Few things are certain in life. Death, taxes, and big dividends from packaged food companies are generally among them.
Steadily growing cash flows at companies like Campbell Soup (NYSE:CPB), Kellogg (NYSE:K), and General Mills (NYSE:GIS), have always seemed like a given. Investors have been willing to sacrifice growth in exchange for the steady profits, and dividends, that these stocks offer.
So after rough quarters from all three, and another earnings report approaching from Campbell's, do income investors need to be more cautious?
No sugar coating poor results
This entire packaged goods trio has slumped a bit in recent quarters, but none was quite as bad as Campbell's last quarter. Since Campbell's reports earnings again this upcoming Friday, it's probably best we start by examining this company.
In its first quarter 2014 results Campbell's sales dropped 2%, and earnings sank a staggering 30%, as the soup division in particular was clobbered.
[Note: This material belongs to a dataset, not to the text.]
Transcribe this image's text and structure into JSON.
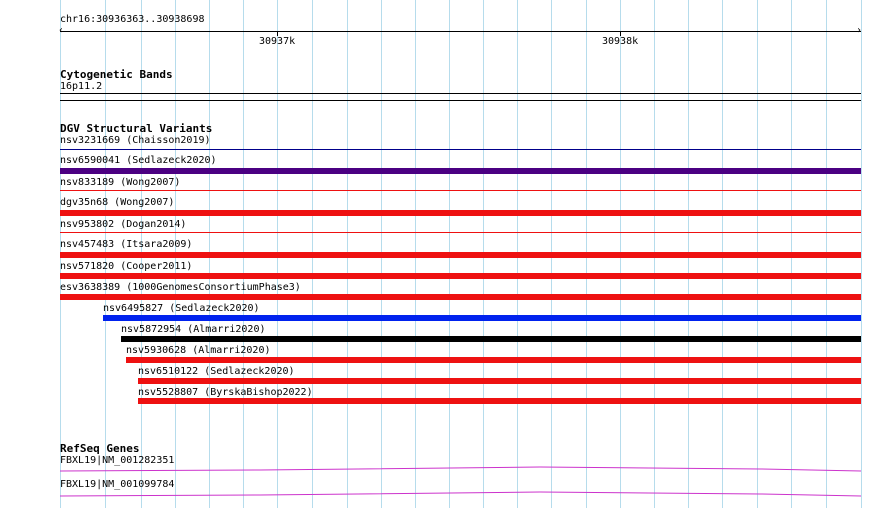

As fellow Fool Taylor Muckerman pointed out in this video, the company also has been increasing its marketing costs; combined with declining sales, this may not be a winning recipe for dividend hungry investors.
One of the few bright spots in Campbell's recent quarter was its snack division, which is what makes Kellogg's recent results so difficult to digest. While Kellogg's full-year results were ok, and its most recent quarter saw a one cent EPS beat, sales were still down 2%. What's odd is that its snack division didn't fair well, and aside from a bounce back in Europe, the breakfast division saw a 4% decline.
Finally, even General Mills recent quarter left a sour taste in investors' mouths, as the food giant missed expectations on both EPS and revenue. What's worse is that EPS dropped year-over-year $0.03, or 3.5%. Management explained that this was due to the previous years comparable results being abnormally high, which may be, but we still must assess if growth can resume (especially if we expect the dividend to go higher).
A few bad quarters...or something more?
Campbell's results are much worse than the other two companies, to be fair, and I don't mean to sound the "panic" alarm on any of these businesses. However, while the stock prices are still relatively high, I feel that one important question has not been asked enough about these businesses.
Here's the question: With consumers becoming more conscious of what they put in their body, are these guys on the wrong side of mega-trend?
Organic groceries' penetration still makes up less than 5% of food sales, but is due to grow at 21%; can these companies adapt in time? While we all question whether Burger King can survive the healthy onslaught of Chipotle, no one seems to ask if a company that sells Pop Tarts has a place at the breakfast table of tomorrow.
Annie's probably is not going to overtake General Mills because of health food trends, but if it slows it down for a year or two your dividend payment may be stuck in neutral.
These three businesses have, wisely, made a conscious effort to keep their pay-out ratios below 60%. With none of these three businesses are projecting truly robust earnings growth for 2014, do the dividends, and thus the stock price, really have any upside?
Foolish conclusion: more questions than answers
It seems natural that these businesses, with their ample amounts of capital, can just move in on healthy eating trends. After all, Campbell's purchased Plum Organics last year and General Mills banished GMO's from Cheerio's recently.
Yet Campbell's organics division slumped recently, and Kellogg's Special K did as well. Could it be that consumers are looking for their healthy food to be fresher? That's something packaged goods just can't offer.
Over the past few years I've recommended General Mills a couple of times, and I still like the company. I'm not worried that these stocks will drop, but it is fair to ask if they are adapting on time.
All I know is that what would once be easily classified as a "short-term slump," now requires much more attention. These packaged goods businesses have suddenly become much less boring.
Do these companies have any dividend upside? That's a good question. Unfortunately, there are few clear answers at this point.